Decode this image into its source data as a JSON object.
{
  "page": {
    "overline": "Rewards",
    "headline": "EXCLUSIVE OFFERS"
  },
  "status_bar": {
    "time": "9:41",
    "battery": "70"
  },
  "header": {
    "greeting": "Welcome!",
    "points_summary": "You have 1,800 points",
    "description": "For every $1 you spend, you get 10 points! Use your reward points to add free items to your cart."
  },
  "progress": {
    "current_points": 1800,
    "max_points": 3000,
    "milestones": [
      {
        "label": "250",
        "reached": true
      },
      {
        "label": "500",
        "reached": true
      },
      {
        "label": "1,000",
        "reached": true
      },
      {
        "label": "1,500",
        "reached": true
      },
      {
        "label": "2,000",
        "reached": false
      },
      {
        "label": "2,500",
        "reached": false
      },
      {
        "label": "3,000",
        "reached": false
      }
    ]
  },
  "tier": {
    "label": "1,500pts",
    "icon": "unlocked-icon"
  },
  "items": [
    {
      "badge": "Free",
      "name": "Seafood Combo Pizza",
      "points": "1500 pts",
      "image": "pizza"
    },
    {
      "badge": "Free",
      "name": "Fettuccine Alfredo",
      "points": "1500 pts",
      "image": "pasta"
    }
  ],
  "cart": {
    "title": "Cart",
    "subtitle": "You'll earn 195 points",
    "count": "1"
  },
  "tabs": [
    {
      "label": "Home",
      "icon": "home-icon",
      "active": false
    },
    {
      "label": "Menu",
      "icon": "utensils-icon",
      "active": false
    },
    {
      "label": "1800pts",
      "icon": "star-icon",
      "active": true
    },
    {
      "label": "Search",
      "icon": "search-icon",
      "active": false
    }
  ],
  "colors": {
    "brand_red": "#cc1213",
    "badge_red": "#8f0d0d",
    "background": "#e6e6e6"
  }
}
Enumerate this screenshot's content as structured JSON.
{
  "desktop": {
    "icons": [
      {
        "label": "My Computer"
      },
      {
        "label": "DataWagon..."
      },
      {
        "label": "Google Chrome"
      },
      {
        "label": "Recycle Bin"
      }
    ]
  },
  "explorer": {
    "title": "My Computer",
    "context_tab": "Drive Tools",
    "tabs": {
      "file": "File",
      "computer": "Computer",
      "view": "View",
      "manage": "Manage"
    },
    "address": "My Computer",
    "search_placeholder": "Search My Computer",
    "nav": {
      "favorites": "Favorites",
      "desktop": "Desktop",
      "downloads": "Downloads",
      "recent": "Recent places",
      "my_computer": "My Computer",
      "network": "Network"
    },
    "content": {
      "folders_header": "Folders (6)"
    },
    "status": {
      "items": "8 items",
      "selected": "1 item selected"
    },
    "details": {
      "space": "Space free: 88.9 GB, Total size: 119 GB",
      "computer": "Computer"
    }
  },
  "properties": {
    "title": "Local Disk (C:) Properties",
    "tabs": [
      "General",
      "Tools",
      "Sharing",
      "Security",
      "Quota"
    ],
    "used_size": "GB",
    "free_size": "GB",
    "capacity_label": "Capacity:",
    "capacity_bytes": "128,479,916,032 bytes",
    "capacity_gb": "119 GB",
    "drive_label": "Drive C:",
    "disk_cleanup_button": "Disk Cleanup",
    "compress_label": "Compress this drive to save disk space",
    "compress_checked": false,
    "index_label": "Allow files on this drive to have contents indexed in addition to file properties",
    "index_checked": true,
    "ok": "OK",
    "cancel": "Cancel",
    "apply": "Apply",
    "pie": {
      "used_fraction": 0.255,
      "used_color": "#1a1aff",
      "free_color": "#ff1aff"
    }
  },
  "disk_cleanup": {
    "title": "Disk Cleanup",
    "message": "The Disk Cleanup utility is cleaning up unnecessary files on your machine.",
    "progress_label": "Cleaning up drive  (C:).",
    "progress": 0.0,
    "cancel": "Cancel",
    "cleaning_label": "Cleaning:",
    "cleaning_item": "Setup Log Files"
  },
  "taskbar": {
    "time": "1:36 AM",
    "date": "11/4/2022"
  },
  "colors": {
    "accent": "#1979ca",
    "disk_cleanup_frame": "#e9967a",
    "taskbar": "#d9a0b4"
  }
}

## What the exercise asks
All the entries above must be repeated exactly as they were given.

## Response to the task
Decode this image into its source data as a JSON object.
{
  "page": {
    "overline": "Rewards",
    "headline": "EXCLUSIVE OFFERS"
  },
  "status_bar": {
    "time": "9:41",
    "battery": "70"
  },
  "header": {
    "greeting": "Welcome!",
    "points_summary": "You have 1,800 points",
    "description": "For every $1 you spend, you get 10 points! Use your reward points to add free items to your cart."
  },
  "progress": {
    "current_points": 1800,
    "max_points": 3000,
    "milestones": [
      {
        "label": "250",
        "reached": true
      },
      {
        "label": "500",
        "reached": true
      },
      {
        "label": "1,000",
        "reached": true
      },
      {
        "label": "1,500",
        "reached": true
      },
      {
        "label": "2,000",
        "reached": false
      },
      {
        "label": "2,500",
        "reached": false
      },
      {
        "label": "3,000",
        "reached": false
      }
    ]
  },
  "tier": {
    "label": "1,500pts",
    "icon": "unlocked-icon"
  },
  "items": [
    {
      "badge": "Free",
      "name": "Seafood Combo Pizza",
      "points": "1500 pts",
      "image": "pizza"
    },
    {
      "badge": "Free",
      "name": "Fettuccine Alfredo",
      "points": "1500 pts",
      "image": "pasta"
    }
  ],
  "cart": {
    "title": "Cart",
    "subtitle": "You'll earn 195 points",
    "count": "1"
  },
  "tabs": [
    {
      "label": "Home",
      "icon": "home-icon",
      "active": false
    },
    {
      "label": "Menu",
      "icon": "utensils-icon",
      "active": false
    },
    {
      "label": "1800pts",
      "icon": "star-icon",
      "active": true
    },
    {
      "label": "Search",
      "icon": "search-icon",
      "active": false
    }
  ],
  "colors": {
    "brand_red": "#cc1213",
    "badge_red": "#8f0d0d",
    "background": "#e6e6e6"
  }
}
Enumerate this screenshot's content as structured JSON.
{
  "desktop": {
    "icons": [
      {
        "label": "My Computer"
      },
      {
        "label": "DataWagon..."
      },
      {
        "label": "Google Chrome"
      },
      {
        "label": "Recycle Bin"
      }
    ]
  },
  "explorer": {
    "title": "My Computer",
    "context_tab": "Drive Tools",
    "tabs": {
      "file": "File",
      "computer": "Computer",
      "view": "View",
      "manage": "Manage"
    },
    "address": "My Computer",
    "search_placeholder": "Search My Computer",
    "nav": {
      "favorites": "Favorites",
      "desktop": "Desktop",
      "downloads": "Downloads",
      "recent": "Recent places",
      "my_computer": "My Computer",
      "network": "Network"
    },
    "content": {
      "folders_header": "Folders (6)"
    },
    "status": {
      "items": "8 items",
      "selected": "1 item selected"
    },
    "details": {
      "space": "Space free: 88.9 GB, Total size: 119 GB",
      "computer": "Computer"
    }
  },
  "properties": {
    "title": "Local Disk (C:) Properties",
    "tabs": [
      "General",
      "Tools",
      "Sharing",
      "Security",
      "Quota"
    ],
    "used_size": "GB",
    "free_size": "GB",
    "capacity_label": "Capacity:",
    "capacity_bytes": "128,479,916,032 bytes",
    "capacity_gb": "119 GB",
    "drive_label": "Drive C:",
    "disk_cleanup_button": "Disk Cleanup",
    "compress_label": "Compress this drive to save disk space",
    "compress_checked": false,
    "index_label": "Allow files on this drive to have contents indexed in addition to file properties",
    "index_checked": true,
    "ok": "OK",
    "cancel": "Cancel",
    "apply": "Apply",
    "pie": {
      "used_fraction": 0.255,
      "used_color": "#1a1aff",
      "free_color": "#ff1aff"
    }
  },
  "disk_cleanup": {
    "title": "Disk Cleanup",
    "message": "The Disk Cleanup utility is cleaning up unnecessary files on your machine.",
    "progress_label": "Cleaning up drive  (C:).",
    "progress": 0.0,
    "cancel": "Cancel",
    "cleaning_label": "Cleaning:",
    "cleaning_item": "Setup Log Files"
  },
  "taskbar": {
    "time": "1:36 AM",
    "date": "11/4/2022"
  },
  "colors": {
    "accent": "#1979ca",
    "disk_cleanup_frame": "#e9967a",
    "taskbar": "#d9a0b4"
  }
}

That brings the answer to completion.